To order parts, use the Excel file
pocket_sdr_v2.1_parts.xlsx in the
HW (hardware) directory of PocketSDR. This file contains your Digi-Key part number, so you can simply upload it to Digi-Key web site and the part name and quantity will be entered automatically.
If the total amount is 6,000 yen or more in the Japan Digi-Key, the shipping fee will be exempted. Here, the assembly column is set to 2 so that 2 sets can be created. Unfortunately, some items including the key part MAX2771 is out of the stock. In addition, since printed circuit boards and screws are also described in this parts list, parts other than those ordered from Digi-Key are also excluded from the list.
“Order carried forward” is written in the column of memory chip AT24C128C. This seems to mean that we are currently out of stock for the quantity and will be shipped as soon as it is available. First of all, I also removed this carry-forward order from the parts list because I want to get parts in stock.
Next, we will be asked for export control information along with your delivery address. I use PocketSDR for myself, so I chose No for resale and consumer for the application. As additional information, I’d really like to write “super, special, ultra-high performance GNSS receiver”, but here I safely chose “GPS receiver”.

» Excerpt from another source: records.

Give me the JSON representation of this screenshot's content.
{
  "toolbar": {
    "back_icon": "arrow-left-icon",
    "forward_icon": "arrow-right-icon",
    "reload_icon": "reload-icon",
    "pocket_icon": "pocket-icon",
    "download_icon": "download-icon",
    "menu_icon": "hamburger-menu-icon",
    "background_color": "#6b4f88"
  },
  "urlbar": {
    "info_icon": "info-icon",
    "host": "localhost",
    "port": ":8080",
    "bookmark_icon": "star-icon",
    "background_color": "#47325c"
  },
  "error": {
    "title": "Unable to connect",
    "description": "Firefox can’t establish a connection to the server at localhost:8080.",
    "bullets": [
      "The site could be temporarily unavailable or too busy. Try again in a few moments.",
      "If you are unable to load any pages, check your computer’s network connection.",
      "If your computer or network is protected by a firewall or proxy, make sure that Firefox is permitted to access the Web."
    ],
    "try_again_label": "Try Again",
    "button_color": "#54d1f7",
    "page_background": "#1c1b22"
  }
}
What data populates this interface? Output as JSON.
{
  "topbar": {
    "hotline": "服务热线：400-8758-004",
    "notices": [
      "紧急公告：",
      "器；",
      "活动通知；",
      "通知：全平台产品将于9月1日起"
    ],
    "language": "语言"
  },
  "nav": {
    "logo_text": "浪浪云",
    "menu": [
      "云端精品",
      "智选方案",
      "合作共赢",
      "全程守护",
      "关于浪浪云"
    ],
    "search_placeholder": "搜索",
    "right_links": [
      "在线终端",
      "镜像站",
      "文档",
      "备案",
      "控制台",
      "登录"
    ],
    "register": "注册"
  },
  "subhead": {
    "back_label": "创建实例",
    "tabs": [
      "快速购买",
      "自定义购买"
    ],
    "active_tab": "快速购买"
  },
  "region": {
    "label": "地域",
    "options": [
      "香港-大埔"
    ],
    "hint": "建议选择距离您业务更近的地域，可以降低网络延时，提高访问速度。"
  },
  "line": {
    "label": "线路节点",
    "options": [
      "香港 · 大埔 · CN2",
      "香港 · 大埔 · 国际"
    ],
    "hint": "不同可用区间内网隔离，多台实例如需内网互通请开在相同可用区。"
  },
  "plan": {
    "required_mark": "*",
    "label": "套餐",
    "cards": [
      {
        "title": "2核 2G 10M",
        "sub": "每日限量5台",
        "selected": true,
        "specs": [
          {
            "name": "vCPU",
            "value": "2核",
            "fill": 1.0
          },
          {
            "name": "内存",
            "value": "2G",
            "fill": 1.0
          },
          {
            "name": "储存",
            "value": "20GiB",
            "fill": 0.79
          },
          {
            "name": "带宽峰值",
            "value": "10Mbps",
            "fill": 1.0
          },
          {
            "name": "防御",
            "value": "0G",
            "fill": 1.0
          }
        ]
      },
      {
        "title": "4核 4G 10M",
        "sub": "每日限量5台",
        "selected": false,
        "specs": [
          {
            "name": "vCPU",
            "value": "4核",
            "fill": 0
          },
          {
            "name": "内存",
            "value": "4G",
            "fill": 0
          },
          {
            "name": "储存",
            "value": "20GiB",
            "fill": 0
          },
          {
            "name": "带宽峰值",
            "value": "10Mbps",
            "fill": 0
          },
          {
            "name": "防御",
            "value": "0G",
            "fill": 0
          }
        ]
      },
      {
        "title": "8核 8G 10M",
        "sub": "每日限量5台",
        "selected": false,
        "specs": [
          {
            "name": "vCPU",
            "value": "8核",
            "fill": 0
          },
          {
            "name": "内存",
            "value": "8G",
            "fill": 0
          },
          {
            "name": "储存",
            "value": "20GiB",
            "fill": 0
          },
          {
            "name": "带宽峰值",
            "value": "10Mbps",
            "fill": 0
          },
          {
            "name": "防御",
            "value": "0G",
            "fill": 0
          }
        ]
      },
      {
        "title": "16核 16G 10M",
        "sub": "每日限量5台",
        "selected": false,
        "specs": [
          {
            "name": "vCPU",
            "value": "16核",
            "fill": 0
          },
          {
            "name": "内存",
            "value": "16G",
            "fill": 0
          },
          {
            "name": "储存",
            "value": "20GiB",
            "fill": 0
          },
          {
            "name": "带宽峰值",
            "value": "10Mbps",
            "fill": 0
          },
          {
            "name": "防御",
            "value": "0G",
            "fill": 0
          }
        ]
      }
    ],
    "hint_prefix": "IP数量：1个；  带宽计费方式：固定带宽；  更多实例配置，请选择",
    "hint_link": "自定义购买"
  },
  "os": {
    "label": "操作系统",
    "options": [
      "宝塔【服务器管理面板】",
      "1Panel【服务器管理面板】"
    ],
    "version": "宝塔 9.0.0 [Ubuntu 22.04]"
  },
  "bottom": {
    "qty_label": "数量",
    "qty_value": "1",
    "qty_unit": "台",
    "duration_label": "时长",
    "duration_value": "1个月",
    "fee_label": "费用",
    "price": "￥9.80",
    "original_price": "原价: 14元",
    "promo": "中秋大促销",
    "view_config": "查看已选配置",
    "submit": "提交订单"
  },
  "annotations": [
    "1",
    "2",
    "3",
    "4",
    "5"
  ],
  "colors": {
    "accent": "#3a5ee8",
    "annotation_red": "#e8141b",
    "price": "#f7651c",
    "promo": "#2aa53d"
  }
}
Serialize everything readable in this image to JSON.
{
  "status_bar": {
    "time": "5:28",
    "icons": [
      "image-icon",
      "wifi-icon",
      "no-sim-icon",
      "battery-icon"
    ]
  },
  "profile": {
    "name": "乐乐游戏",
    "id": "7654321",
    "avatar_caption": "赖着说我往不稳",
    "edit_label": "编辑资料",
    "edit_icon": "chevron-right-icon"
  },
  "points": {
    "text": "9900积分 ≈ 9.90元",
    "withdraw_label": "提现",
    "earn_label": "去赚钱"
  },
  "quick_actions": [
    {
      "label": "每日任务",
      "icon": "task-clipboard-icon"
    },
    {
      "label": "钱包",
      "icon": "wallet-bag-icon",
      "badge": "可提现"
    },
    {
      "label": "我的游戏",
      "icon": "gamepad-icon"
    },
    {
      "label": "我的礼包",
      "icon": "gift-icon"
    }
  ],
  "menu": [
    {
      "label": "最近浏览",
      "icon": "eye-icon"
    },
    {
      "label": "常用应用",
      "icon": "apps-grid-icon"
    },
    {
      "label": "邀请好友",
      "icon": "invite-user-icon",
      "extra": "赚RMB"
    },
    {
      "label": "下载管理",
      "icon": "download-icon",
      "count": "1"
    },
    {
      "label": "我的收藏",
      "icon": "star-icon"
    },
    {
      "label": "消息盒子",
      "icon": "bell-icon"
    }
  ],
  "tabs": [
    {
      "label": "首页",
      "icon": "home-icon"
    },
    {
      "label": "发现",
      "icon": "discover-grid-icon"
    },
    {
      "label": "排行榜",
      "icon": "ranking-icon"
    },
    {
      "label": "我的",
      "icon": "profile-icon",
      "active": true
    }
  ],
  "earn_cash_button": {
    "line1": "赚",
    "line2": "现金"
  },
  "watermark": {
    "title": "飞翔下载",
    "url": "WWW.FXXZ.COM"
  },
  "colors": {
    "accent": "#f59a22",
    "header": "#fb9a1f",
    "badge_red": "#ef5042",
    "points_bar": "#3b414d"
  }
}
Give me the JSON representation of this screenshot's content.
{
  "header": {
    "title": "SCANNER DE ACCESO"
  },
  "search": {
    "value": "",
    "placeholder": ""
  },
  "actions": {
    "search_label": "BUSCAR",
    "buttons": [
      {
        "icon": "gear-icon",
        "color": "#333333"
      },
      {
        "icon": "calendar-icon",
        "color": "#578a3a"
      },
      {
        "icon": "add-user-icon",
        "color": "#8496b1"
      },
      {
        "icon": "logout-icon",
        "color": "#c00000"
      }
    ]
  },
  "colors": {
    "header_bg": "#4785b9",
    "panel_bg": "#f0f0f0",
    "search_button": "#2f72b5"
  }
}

We can choose the shipping method from either “UPS Worldwide Saver” or “FedEx International Priority”. Somehow, Saver has an inexpensive image, and Priority has a high-class image. Here, the shipping fee is exempted and the delivery days are the same, so I chose UPS so as not to put an unnecessary burden. If we purchase goods from overseas, we may be charged an import tax and a handling fee when we forget. I am grateful that the price here includes tariffs.
Set the payment method, review the entire order, press the order button and the order is complete. I paid for it with PayPal.
This time, due to out of stock, the following items could not be ordered.
- 2 Receiver IC Maxim MAX2771ETI+
- 1 EEPROM Microchip AT24C128C-XHM-T
- 1 Bias-T Mini-Circuits TCBT-2R5G+
- 1 TCXO Epson TG2520SMN 24.0000M-MCGNNM3
I’m going to look for these parts.
I placed an order Mini-Circuits Bias-T TCBT-2R5G+ with Mini-Circuits Yokohama, a distributor of Mini-Circuits in Japan. The minimum ordering unit seems to be 10, and it was 13,500 yen including shipping and handling.
I also placed an order Epson’s TCXO TG2520SMN 24.0000M-MCGNNM3 with Core Staff Online. I ordered 4 pieces including the spare and it was 3,607 yen including the shipping fee.
The remaining unordered parts are Maxim MAX2771ETI+ and Microchip AT24C128C-XHM-T.
I received the printed circuit board and stencil. It’s much smaller than the size of a palm and it’s amazing.
At Digi-Key, Maxim MAX2771ETI+ (GNSS signal reception IC) and Microchip AT24C128C-XHM-T (EEPROM) could be ordered, so I ordered them a little more including spares. The delivery date for MAX2771 is undecided, and the delivery date for AT24C128C is September. I’m looking forward to it. This completes the order for all parts.
The parts for PocketSDR hardware could be ordered with a small number of man-hours. Arrangement of remaining parts, fun production, and fun experiments are waiting for me.
- Galileo E6B signal reception with Pocket SDR, a open source software-defined radio 27th January 2023
- Failure in reflow soldering 19th January 2023
- Pocket SDR hardware production (part 3) 30th September 2022
- Pocket SDR hardware production (part 2) 14th September 2022
- Pocket SDR hardware production (part 1) 4th September 2022
- I want to use bladeRF with PocketSDR AP, part 2 16th March 2022
- I want to use bladeRF with PocketSDR AP 5th March 2022
- Awesome PocketSDR (snapshot positioning) 23rd February 2022
- Awesome PocketSDR (reducing processing time with FFTW) 19th February 2022
- Awesome PocketSDR (L6 band signal decode) 19th January 2022
- Awesome PocketSDR (pocket_trk) 28th December 2021
- Awesome PocketSDR（pocket_acq） 4th December 2021